Young children are naturally curious. They have an itch to explore their world and figure out how things work. And parents have compelling reasons to foster this inherent inquisitiveness. Curiosity is tied to academic achievement, with research showing “unequivocally that when people are curious about something, they learn more, and better.”
According to one study, children whose parents encouraged them to ask questions were more likely to succeed in science. Curiosity also drives creativity, or as writer Elizabeth Gilbert notes, creativity is the natural byproduct of a “curiosity-driven life.”
Here’s one simple trick to raising curious kids: pay attention to their questions.
A one-year-old child’s first question is usually: “What’s that?”—or as my kids pronounced it, “Dat?” They want help naming their world—what they see, hear, taste, smell and feel. From there, the questioning steadily evolves.

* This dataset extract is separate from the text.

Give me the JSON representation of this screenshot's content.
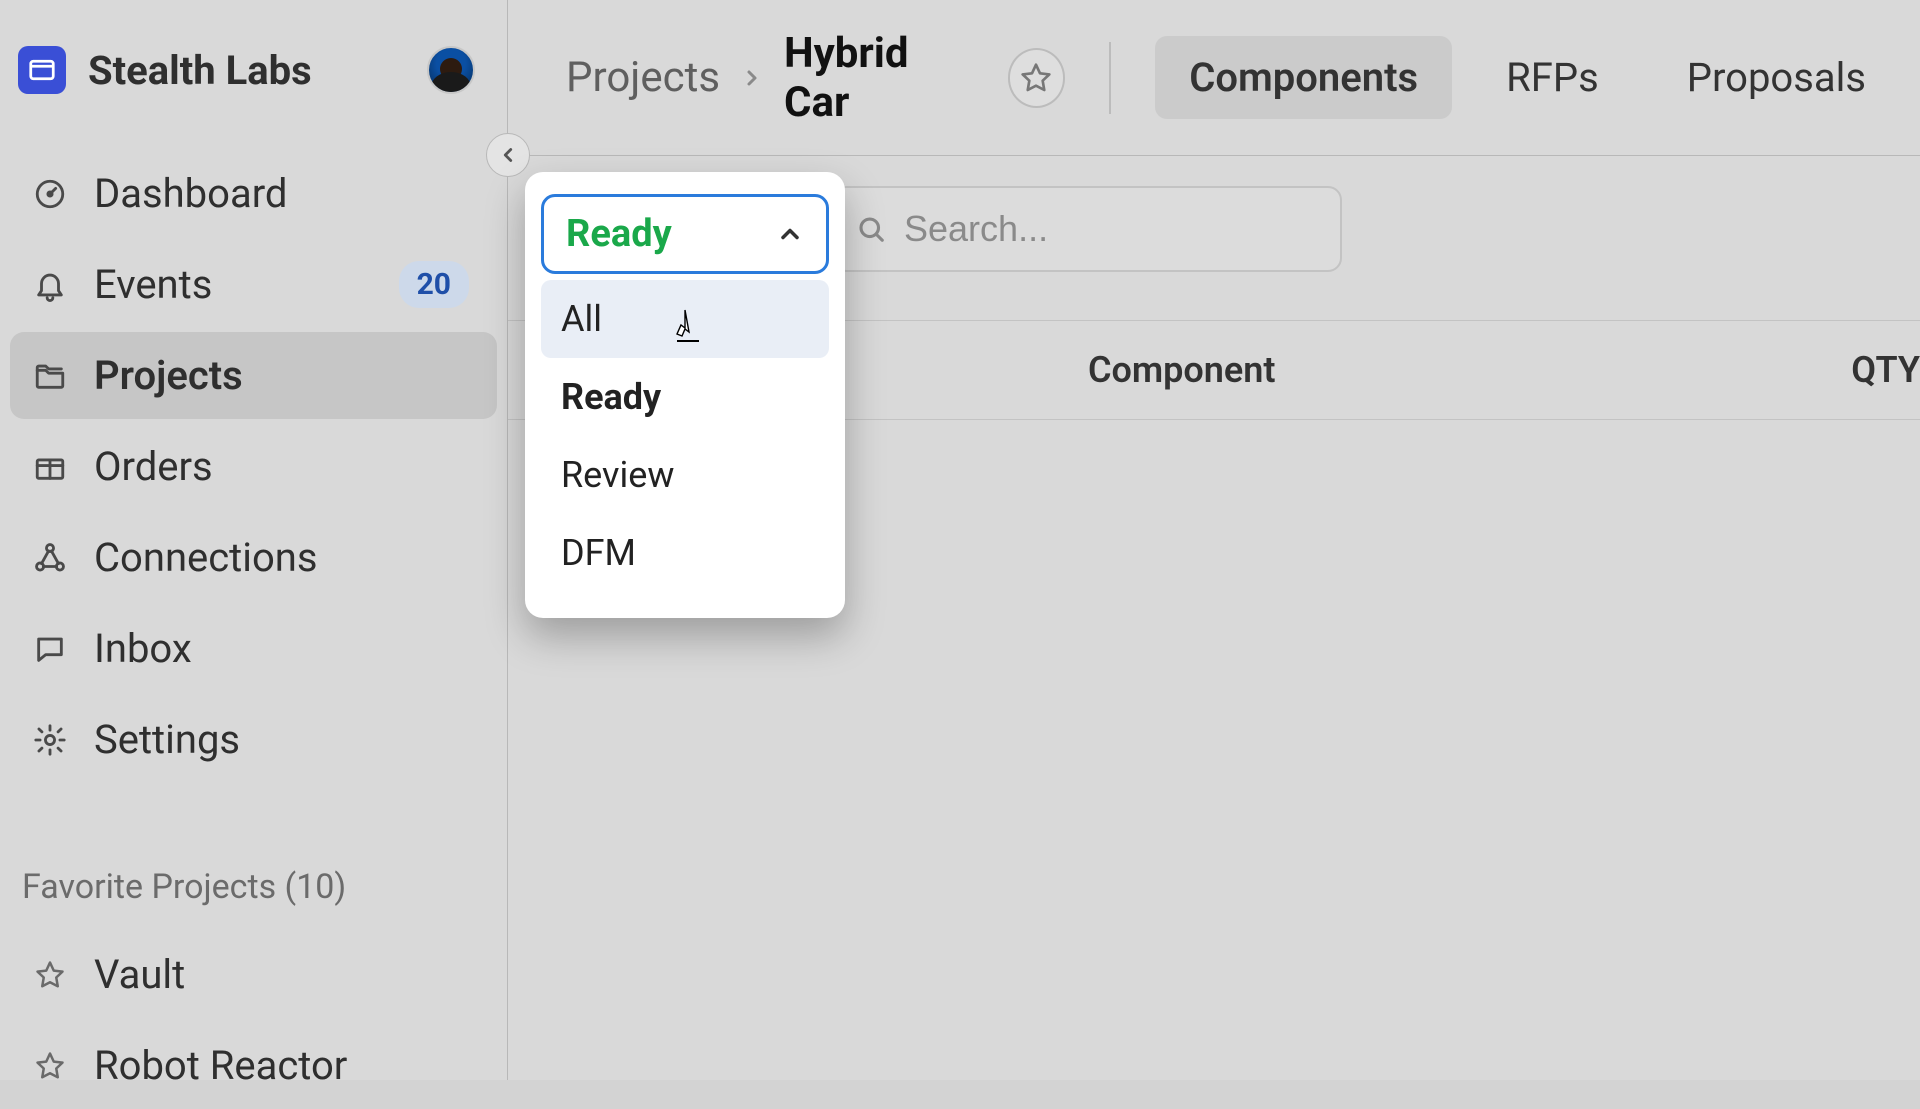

For example, like most four-year-olds, my daughter is fascinated with “Why?” Yesterday, as an experiment, I wrote down each of her questions. Here is a small sampling:
- Why can’t I drink water and breathe at the same time?
- Why do slugs make slime?
- Why do walruses have tusks?
- Why are they called hot dogs if they aren’t made from dogs?
- Why does the sun go to bed later in the springtime?
And then there are the unspoken questions that can sometimes seem like misbehavior. My curious two-year-old spends much of his time asking himself, “What will happen if . . . ?” In the last few days, he has wondered:
- What will happen if I drop this egg on the floor?
- What will happen if I press this button?
- What will happen if I put a ukulele on top of my block tower?
- What will happen if I flush Mommy’s toothbrush down the toilet?
For parents, children’s unending questions can challenge our knowledge—and our patience. But if we want to nurture their curiosity, perhaps the best response we can give is simply this: “Good question. Let’s find out.”
Here’s how that might look:
Rather than squelching toddlers’ and preschoolers’ curiosity, redirect it if necessary: “You can’t do that, but you can do this!” If they want to know what happens when they turn the juice carton upside down, let them play outside with cups and a jug of water. If they want to know what it’s like to draw on walls, make some bathtub paint and set them loose in the tub. Take kids on nature walks and follow their pace—as they stop to dig in the dirt, look at bugs, pick up leaves and hunt for “treasure.”
Here’s another reason to give children space to explore their world: explicit directions about how to play make children less likely to make their own discoveries. For example, when you show children exactly how to use a toy, they are more likely to play with it one way: the way you demonstrated!
But if you let them explore independently—particularly with open-ended toys such as blocks and “make believe” materials—they get curious and are more likely to find new, creative ways to play.
Let’s look it up
In the information age, the answer to many “Why?” questions is in our pocket. When kids stump you—as mine regularly do me—it’s easier than ever to say, “I don’t know. Let’s look it up!” But before going online or to the bookshelf, first ask your child, “What do you think?”
For example, when my daughter asked me over breakfast why walruses have tusks, she followed up with, “Let’s look it up on your phone, Mommy!” She guessed that walruses use tusks to protect themselves and was delighted to discover she was right—but we were both intrigued to learn that they also use them to pull their bodies onshore and to cut breathing holes in the ice.
Let’s ask an expert
Help your curious child see that we are surrounded by experts who are willing to share their knowledge. Curiosity can drive connections. Start by thinking about your network of friends and family—and how they might be able to share their skills, hobbies, and life experiences with your kids.Recently, when my four-year-old was peppering me with questions about farm life, I suddenly remembered that we had an expert in the family: Grandma grew up on a ranch!
Through FaceTime, Grandma gamely fielded questions about milking cows, gathering eggs, and riding horses. Both were delighted by the exchange, and my daughter found a new resource for satisfying her (hopefully unending) curiosity.
Deborah Farmer Kris is a writer, teacher, parent educator, and school administrator. She works on parenting projects for PBS KIDS for Parents and writes about education for MindShift, an NPR learning blog.